-This article was originally published by Prience Shrestha in The Himalayan Times on April 16, 2017.
The Independent Power Producers’ Association of Nepal (IPPAN) is quite disgruntled by the fact that Nepal Electricity Authority (NEA) has not yet ratified the “take or pay” provision (i.e., a provision to pay the power developer for the quantum of electricity mentioned in the Power Purchase Agreement (PPA) whether it purchases it or not) in relation to power produced by private hydropower companies. Although the provision was endorsed by the cabinet a year ago on February 2016, and was also approved by NEA itself this January, the sole purchaser, transmitter and distributor of gridded electricity has yet not abided to the new provision. In fact, it is understood that NEA has not even signed a single PPA till date since the ‘take or pay’ provision came into force.
State of NEA as a natural Monopsony
The decision of NEA as an individual firm in delaying the acceptance of “take or pay” provision would not have concerned the private power producers as much if there existed multiple other power purchasing firms in the market happy to substitute the role of NEA. Besides, the market would also not be sensitive to the decisions of a particular firm who reserves the full discretion to practice any business strategy while solely bearing the consequences of it. However, given NEA’s monopsony, the consequence of its trading decisions and activities maintains an extensive effect throughout its value chain (i.e., power producers to consumers) in an intensive scale.
Given that, the decision of NEA to prolong its “take and pay” provision has placed them in a worrisome situation. Since there is no other power transmitting and distributing enterprise that they can pledge to sell their generated power except for the state-owned monopsony, the “no buy” intention of NEA has even threatened the sustainability of the private power producers who rely on revenue from selling their generated power to the only transmitting and distribution authority in the country.

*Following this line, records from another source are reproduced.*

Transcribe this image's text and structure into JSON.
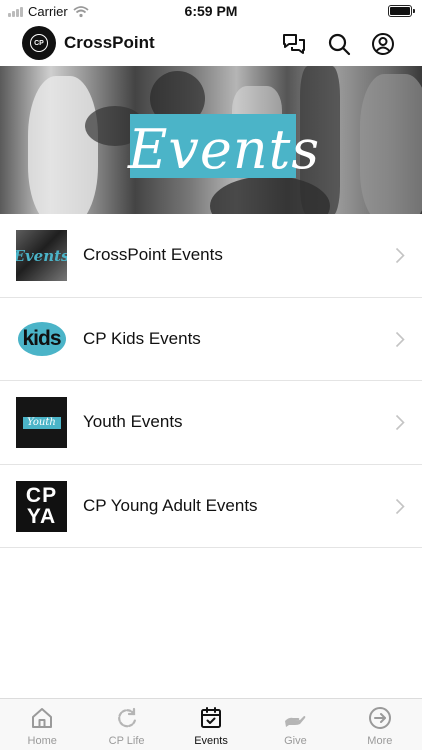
{
  "status_bar": {
    "carrier": "Carrier",
    "time": "6:59 PM"
  },
  "header": {
    "title": "CrossPoint",
    "logo_text": "CP"
  },
  "hero": {
    "title": "Events"
  },
  "events": [
    {
      "label": "CrossPoint Events",
      "thumb_text": "Events"
    },
    {
      "label": "CP Kids Events",
      "thumb_text": "kids"
    },
    {
      "label": "Youth Events",
      "thumb_text": "Youth"
    },
    {
      "label": "CP Young Adult Events",
      "thumb_text_line1": "CP",
      "thumb_text_line2": "YA"
    }
  ],
  "tabs": [
    {
      "label": "Home",
      "icon": "home-icon"
    },
    {
      "label": "CP Life",
      "icon": "refresh-icon"
    },
    {
      "label": "Events",
      "icon": "calendar-check-icon"
    },
    {
      "label": "Give",
      "icon": "hand-icon"
    },
    {
      "label": "More",
      "icon": "arrow-circle-right-icon"
    }
  ],
  "colors": {
    "accent": "#4bb4c8",
    "tab_active": "#111111",
    "tab_inactive": "#9a9a9a"
  }
}
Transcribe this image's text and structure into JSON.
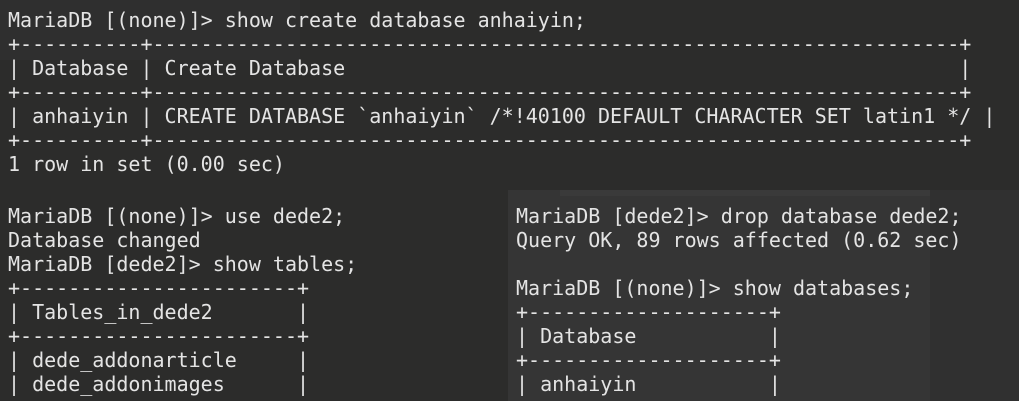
{
  "main": [
    "MariaDB [(none)]> show create database anhaiyin;",
    "+----------+-------------------------------------------------------------------+",
    "| Database | Create Database                                                   |",
    "+----------+-------------------------------------------------------------------+",
    "| anhaiyin | CREATE DATABASE `anhaiyin` /*!40100 DEFAULT CHARACTER SET latin1 */ |",
    "+----------+-------------------------------------------------------------------+",
    "1 row in set (0.00 sec)"
  ],
  "left": [
    "MariaDB [(none)]> use dede2;",
    "Database changed",
    "MariaDB [dede2]> show tables;",
    "+-----------------------+",
    "| Tables_in_dede2       |",
    "+-----------------------+",
    "| dede_addonarticle     |",
    "| dede_addonimages      |"
  ],
  "right": [
    "MariaDB [dede2]> drop database dede2;",
    "Query OK, 89 rows affected (0.62 sec)",
    "",
    "MariaDB [(none)]> show databases;",
    "+--------------------+",
    "| Database           |",
    "+--------------------+",
    "| anhaiyin           |"
  ]
}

Reverting to the fact that NEA is an independent state owned entity free to make decision for its self-interest, it cannot be directly held responsible for the power produced by the private power producers in Nepal. Besides, given the provision for any entity to freely enter the power transmission and distribution market as per the Energy Act 1992, one cannot also explicitly accuse the government on enforcing government monopoly and taking advantage of it to exploit other independent players preceding it in the value-chain. However, in acknowledging the technical difficulties regarding excessive upfront capital investment requirement in entering the electricity transmission and distribution sector, and the lack of a clear legal framework regarding the same, it simply eliminates the likeliness of seeing profit motivated private substitutes of NEA in this sector in foreseeable future. Besides, inadequate provision for trading power in international market to gain minimum economies of scale for profit feasibility, and the prevailing price regulation in electricity distribution leaves virtually no economic viability for private investors to dive into the electricity transmission and distribution sector. Therefore, NEA naturally holds monopsony status as a power purchaser, and it is suggestive for this state-owned authority to make decision for the well-being of the overall value-chain stretching from generation to consumption “as long it does not compromise its own financial well-being.”
Under the influence of distorted demand forecast
Importantly, accepting the “take or pay” that requires it to purchase the entire power produced by private power producers does not make NEA compromise its priority towards its own financial wellbeing in contrary to what it distortedly believes. It comes to appear that NEA is choosing to stick itself to “take and pay” provision mostly because it believes the demand of electricity in the market will saturate as 456 MW from Upper Tamakoshi Hydro Project joins the national gridline after its completion in 2018. And therefore, it argues that transiting to “take or pay” provision in order to be compelled to purchase any amount of power generated by the producers will lead it to hold surplus power that has no demand in the market.
However, it turns out that NEA’s power demand forecast is very conservative, and falls short of the forecast made in Nepal Concept Paper on National Energy Crisis Prevention and Energy Development Decade (NECPEDD) 2016 (popular among energy enthusiasts and experts) by three folds. Given the considerable power demand in future while considering the probable boost in construction of energy based industry, the chances for NEA to be held up with surplus power that it cannot sell as it purchases the entire generated energy is grim. Besides, given that the country is yet at the state of acute power deficit partially fulfilled by importing additional electricity from neighboring south, the probability of being left with excess power surplus in near future still seems as a far cry. And therefore, it can be reiterated that transiting to “take or pay” provision does not compromise the well-being of the enterprise.
In saying so, it is high time NEA scrambled in implementing what it has already pledged for and committed by Ministry of Energy (MoE) itself. Importantly, in being the largest influencer in energy value-chain, it is imperative for NEA to carefully decide for the well-being of the value-chain of which it is a major part of.